Put Your Feet Up
As we round the corner of another pandemic year I don’t know one person who is not exhausted, worn out, or cranky. Naturally, our nervous systems are taxed, our resilience is frazzled, and patience is out the window. Losses and sorrows have piled up. Who doesn’t have a resting Grinch face, even if hidden behind a mask?
It feels kind of unfair.
That’s why the only solution is to REST in whatever little ways you can. It may be taking a nap, putting your feet up, finding quiet time to read or reflect, or taking a walk in nature. (Listen to this week’s podcast episode on taking a pause: Push the Reset Button).
It really is ok to rest.

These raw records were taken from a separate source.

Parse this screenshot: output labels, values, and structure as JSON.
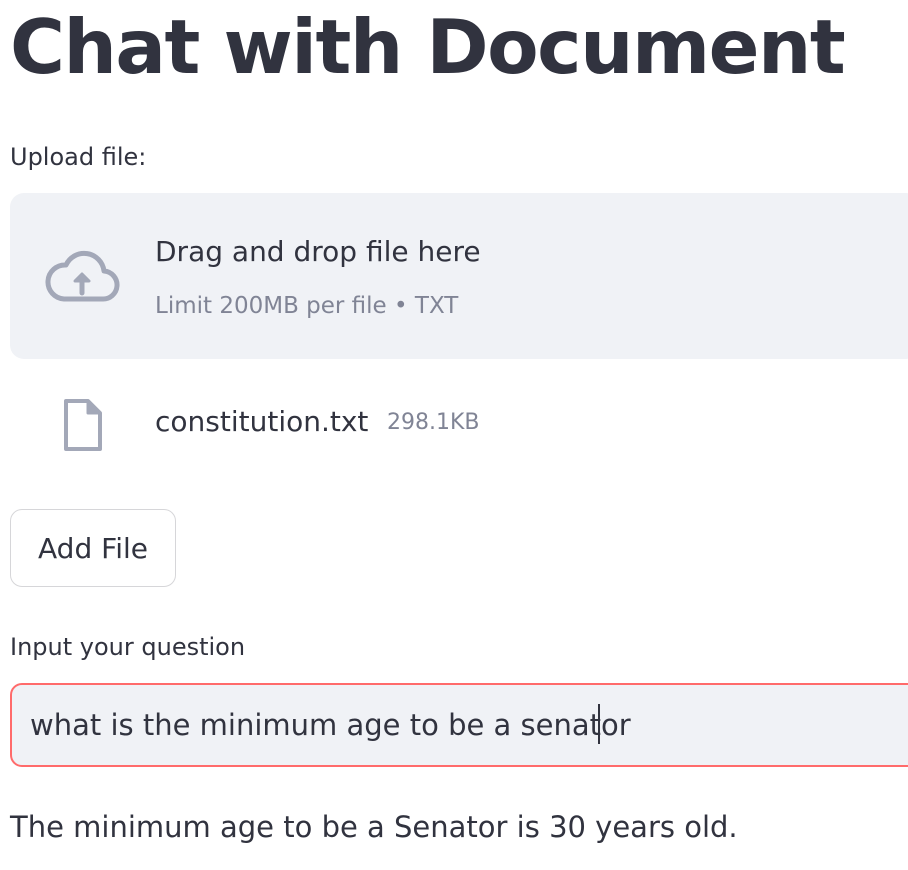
{
  "page": {
    "title": "Chat with Document"
  },
  "uploader": {
    "label": "Upload file:",
    "drop_title": "Drag and drop file here",
    "drop_limit": "Limit 200MB per file • TXT",
    "icon": "cloud-upload-icon"
  },
  "uploaded_file": {
    "name": "constitution.txt",
    "size": "298.1KB",
    "icon": "file-icon"
  },
  "actions": {
    "add_file_label": "Add File"
  },
  "question": {
    "label": "Input your question",
    "value": "what is the minimum age to be a senator"
  },
  "answer": {
    "text": "The minimum age to be a Senator is 30 years old."
  },
  "colors": {
    "text": "#31333f",
    "muted": "#808495",
    "surface": "#f0f2f6",
    "focus_border": "#ff6b6b"
  }
}
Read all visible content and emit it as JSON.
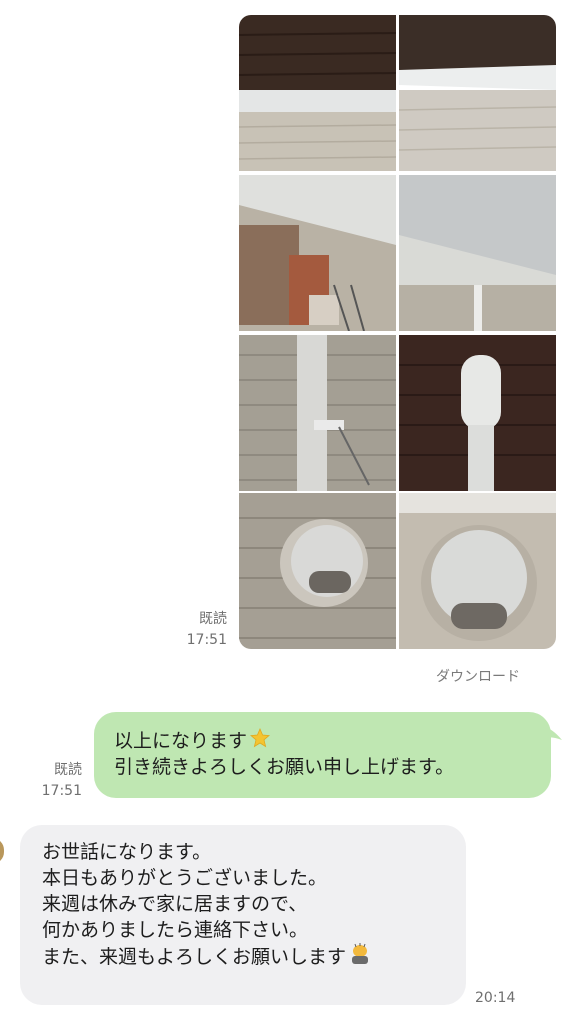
{
  "photo_grid": {
    "photos": [
      {
        "name": "eaves-board-left"
      },
      {
        "name": "eaves-board-right"
      },
      {
        "name": "soffit-painting-with-roller"
      },
      {
        "name": "soffit-painted"
      },
      {
        "name": "drainpipe-painting-with-roller"
      },
      {
        "name": "drainpipe-painted"
      },
      {
        "name": "vent-hood-painting"
      },
      {
        "name": "vent-hood-painted"
      }
    ],
    "read_label": "既読",
    "time": "17:51",
    "download_label": "ダウンロード"
  },
  "sent_message": {
    "lines": [
      "以上になります",
      "引き続きよろしくお願い申し上げます。"
    ],
    "emoji_icon": "sparkle-star-icon",
    "read_label": "既読",
    "time": "17:51",
    "bubble_color": "#bfe7b2"
  },
  "received_message": {
    "lines": [
      "お世話になります。",
      "本日もありがとうございました。",
      "来週は休みで家に居ますので、",
      "何かありましたら連絡下さい。",
      "また、来週もよろしくお願いします"
    ],
    "emoji_icon": "bowing-person-icon",
    "time": "20:14",
    "bubble_color": "#f0f0f2"
  }
}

Above all, it’s time to draw on that inner wellspring of kindness, especially for yourself, no matter how far down it is. The late Irish poet John O’Donohue wrote:
There is a kindness that dwells deep down in things; it presides everywhere, often in the places we least expect. The world can be harsh and negative, but if we remain generous and patient, kindness inevitably reveals itself. Something deep in the human soul seems to depend on the presence of kindness; something instinctive in us expects it, and once we sense it we are able to trust and open ourselves.John O’Donohue
Even if life may not seem wonderful my sincere wish is that you may find wonder and kindness in the little crevices in life. Or, on a random traffic message board.
May 2022 bring you peace, comfort and joy.
- SQuire Rushnell (2006). When God Winks at You: How God Speaks Directly to You Through the Power of Coincidence
- John O’Donohue (2008). To Bless the Space Between Us: A Book of Blessings
- Check out the Kind Minds Podcast. Please subscribe and leave a review.